Task instructions: This task calls for copying each line below that contains "before".

Component data from apps and pages:
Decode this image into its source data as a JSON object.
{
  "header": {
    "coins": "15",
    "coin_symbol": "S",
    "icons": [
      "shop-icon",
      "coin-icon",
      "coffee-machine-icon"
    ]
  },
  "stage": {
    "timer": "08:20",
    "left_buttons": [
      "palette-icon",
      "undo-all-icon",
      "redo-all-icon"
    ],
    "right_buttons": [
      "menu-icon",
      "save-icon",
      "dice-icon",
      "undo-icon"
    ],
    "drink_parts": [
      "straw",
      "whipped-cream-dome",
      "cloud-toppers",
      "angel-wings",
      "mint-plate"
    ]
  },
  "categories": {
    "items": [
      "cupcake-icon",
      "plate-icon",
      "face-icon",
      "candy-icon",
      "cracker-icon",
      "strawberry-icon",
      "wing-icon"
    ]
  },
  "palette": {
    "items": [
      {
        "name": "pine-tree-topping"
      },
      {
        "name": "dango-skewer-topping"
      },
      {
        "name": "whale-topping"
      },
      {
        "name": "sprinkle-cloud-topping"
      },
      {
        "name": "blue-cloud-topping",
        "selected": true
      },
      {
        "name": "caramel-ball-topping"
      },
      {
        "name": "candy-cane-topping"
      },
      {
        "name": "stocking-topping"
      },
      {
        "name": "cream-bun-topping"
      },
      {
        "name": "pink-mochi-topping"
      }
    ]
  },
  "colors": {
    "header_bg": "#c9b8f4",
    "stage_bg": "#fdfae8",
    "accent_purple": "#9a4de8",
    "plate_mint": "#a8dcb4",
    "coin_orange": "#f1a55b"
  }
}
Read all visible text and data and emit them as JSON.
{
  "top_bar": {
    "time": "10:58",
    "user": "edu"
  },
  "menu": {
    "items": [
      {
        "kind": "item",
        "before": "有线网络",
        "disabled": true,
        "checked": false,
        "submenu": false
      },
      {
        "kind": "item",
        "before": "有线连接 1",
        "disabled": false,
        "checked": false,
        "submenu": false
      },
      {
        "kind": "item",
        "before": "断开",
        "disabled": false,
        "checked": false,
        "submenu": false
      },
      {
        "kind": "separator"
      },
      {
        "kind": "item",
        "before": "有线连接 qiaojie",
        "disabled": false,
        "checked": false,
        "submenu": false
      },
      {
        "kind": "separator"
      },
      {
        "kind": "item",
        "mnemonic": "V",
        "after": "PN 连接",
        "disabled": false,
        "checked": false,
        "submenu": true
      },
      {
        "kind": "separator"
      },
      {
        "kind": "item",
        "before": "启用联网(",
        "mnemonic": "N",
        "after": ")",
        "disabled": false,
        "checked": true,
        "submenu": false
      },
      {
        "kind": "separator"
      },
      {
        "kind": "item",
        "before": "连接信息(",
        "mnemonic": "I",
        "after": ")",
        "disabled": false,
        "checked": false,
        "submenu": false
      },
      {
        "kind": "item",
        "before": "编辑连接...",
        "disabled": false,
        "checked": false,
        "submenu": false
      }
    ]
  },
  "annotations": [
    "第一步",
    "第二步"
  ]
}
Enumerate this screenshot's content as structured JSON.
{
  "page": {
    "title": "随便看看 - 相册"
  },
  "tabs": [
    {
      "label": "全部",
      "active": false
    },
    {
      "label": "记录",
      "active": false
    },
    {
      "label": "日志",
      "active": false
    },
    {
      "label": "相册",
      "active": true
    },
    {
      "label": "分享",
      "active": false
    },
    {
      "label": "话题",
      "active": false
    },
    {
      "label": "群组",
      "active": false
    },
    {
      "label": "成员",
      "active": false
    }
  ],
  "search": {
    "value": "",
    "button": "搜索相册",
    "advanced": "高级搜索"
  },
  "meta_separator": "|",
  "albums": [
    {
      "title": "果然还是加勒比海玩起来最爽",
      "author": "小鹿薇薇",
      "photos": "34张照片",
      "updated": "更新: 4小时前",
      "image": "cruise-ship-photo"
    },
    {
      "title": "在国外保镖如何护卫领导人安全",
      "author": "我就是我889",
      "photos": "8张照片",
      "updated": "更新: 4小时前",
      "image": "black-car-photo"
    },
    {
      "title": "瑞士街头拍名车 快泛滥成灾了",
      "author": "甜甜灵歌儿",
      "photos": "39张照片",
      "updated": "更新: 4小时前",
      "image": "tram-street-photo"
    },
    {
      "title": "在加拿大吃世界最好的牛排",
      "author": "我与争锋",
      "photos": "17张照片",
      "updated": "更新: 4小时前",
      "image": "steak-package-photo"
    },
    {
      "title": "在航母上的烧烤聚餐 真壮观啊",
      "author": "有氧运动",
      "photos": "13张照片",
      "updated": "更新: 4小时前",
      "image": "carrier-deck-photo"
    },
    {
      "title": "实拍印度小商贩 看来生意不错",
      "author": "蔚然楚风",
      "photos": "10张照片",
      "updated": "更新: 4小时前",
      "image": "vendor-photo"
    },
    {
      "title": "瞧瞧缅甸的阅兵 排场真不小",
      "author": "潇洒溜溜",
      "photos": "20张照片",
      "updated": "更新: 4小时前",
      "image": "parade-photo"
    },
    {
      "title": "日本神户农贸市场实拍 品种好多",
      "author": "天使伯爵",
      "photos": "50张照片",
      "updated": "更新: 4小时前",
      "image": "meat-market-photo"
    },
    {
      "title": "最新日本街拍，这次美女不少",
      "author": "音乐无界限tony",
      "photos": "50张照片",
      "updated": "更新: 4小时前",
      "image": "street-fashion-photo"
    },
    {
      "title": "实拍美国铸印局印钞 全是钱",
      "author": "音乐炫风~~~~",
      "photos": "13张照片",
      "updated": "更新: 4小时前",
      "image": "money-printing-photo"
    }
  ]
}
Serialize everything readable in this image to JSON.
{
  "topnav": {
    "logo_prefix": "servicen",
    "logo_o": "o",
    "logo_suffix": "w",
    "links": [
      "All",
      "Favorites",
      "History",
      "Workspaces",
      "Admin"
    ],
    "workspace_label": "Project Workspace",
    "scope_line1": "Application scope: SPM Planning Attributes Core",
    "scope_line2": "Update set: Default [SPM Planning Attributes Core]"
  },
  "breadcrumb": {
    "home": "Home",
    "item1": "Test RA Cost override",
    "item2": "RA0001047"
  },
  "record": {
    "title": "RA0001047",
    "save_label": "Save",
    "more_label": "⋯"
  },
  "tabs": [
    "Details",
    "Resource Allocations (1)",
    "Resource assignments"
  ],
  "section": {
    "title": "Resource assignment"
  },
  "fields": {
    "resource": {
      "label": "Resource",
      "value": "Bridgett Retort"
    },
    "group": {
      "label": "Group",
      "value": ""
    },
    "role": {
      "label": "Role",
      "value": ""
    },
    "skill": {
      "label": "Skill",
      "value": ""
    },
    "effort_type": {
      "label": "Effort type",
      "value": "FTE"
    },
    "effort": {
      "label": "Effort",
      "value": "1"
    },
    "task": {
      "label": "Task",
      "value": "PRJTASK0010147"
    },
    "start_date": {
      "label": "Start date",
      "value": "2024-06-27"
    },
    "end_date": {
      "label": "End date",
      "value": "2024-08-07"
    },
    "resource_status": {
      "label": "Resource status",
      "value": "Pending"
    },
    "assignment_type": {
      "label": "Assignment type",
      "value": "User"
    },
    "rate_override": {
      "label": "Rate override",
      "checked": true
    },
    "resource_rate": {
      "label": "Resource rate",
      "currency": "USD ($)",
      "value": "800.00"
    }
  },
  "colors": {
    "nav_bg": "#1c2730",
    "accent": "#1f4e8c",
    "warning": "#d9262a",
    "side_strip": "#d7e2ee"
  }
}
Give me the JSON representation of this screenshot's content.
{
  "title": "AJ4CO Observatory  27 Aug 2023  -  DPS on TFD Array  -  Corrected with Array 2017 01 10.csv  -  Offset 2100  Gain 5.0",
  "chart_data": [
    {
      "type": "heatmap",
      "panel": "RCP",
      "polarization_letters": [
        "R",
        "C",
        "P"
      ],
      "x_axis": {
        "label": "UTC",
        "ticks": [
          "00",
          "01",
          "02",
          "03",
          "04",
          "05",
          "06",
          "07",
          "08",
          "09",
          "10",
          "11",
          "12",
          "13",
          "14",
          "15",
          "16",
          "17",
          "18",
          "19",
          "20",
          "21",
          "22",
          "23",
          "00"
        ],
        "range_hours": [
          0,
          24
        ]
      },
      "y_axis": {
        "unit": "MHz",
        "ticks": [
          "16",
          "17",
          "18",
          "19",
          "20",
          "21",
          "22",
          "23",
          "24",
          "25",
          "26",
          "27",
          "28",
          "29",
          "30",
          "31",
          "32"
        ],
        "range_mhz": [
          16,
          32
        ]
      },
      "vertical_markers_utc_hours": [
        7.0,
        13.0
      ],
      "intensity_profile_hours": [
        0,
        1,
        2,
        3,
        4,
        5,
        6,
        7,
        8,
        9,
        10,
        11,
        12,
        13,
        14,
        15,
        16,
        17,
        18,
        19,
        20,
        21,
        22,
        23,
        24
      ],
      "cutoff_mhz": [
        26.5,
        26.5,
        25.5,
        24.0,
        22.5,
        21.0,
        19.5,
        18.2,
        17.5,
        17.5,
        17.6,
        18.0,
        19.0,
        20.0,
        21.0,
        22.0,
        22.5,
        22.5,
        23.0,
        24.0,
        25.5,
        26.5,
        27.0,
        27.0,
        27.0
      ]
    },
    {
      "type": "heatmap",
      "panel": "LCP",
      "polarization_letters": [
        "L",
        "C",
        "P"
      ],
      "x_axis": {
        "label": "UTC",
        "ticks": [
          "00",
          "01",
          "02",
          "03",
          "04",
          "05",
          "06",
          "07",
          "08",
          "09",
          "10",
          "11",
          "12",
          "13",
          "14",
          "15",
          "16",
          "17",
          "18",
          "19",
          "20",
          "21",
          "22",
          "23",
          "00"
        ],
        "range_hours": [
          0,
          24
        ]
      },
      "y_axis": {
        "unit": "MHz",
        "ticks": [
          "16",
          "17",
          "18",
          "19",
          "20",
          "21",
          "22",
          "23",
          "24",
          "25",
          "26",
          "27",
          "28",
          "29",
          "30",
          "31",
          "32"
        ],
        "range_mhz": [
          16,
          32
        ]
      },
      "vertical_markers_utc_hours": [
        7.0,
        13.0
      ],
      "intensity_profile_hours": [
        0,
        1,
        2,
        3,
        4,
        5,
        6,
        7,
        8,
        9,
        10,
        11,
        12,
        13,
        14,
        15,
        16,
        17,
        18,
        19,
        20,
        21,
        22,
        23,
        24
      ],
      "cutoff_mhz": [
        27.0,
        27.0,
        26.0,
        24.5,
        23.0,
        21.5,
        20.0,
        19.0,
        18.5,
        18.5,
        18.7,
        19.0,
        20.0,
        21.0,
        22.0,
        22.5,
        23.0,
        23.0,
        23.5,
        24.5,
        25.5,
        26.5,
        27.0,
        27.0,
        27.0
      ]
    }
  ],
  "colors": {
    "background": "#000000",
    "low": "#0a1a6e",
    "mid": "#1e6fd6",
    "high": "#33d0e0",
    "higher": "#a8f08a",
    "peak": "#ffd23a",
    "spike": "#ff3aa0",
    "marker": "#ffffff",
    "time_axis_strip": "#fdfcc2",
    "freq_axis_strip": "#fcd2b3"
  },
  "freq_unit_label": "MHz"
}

Response:
        "before": "有线网络",
        "before": "有线连接 1",
        "before": "断开",
        "before": "有线连接 qiaojie",
        "before": "启用联网(",
        "before": "连接信息(",
        "before": "编辑连接...",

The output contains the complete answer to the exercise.